- Activity: Copy all lines below that use the word "forest".

───

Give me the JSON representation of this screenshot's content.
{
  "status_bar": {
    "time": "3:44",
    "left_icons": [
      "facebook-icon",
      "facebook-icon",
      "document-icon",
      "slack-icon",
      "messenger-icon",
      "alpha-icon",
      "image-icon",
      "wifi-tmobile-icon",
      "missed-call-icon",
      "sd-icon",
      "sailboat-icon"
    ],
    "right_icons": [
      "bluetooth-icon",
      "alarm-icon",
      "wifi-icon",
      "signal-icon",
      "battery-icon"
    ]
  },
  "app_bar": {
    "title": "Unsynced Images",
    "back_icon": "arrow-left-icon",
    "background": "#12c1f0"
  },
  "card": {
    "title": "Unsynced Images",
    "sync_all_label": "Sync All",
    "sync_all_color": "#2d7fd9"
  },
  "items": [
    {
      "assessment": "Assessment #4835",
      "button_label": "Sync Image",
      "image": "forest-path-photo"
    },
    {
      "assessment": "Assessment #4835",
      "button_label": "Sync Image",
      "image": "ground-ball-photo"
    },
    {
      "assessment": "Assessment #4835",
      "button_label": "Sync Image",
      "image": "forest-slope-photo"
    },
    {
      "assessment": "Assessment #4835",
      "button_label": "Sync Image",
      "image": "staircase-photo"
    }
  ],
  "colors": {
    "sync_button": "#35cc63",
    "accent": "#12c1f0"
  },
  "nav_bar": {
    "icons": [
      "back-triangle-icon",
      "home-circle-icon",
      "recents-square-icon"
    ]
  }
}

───

- Answer area:
      "image": "forest-path-photo"
      "image": "forest-slope-photo"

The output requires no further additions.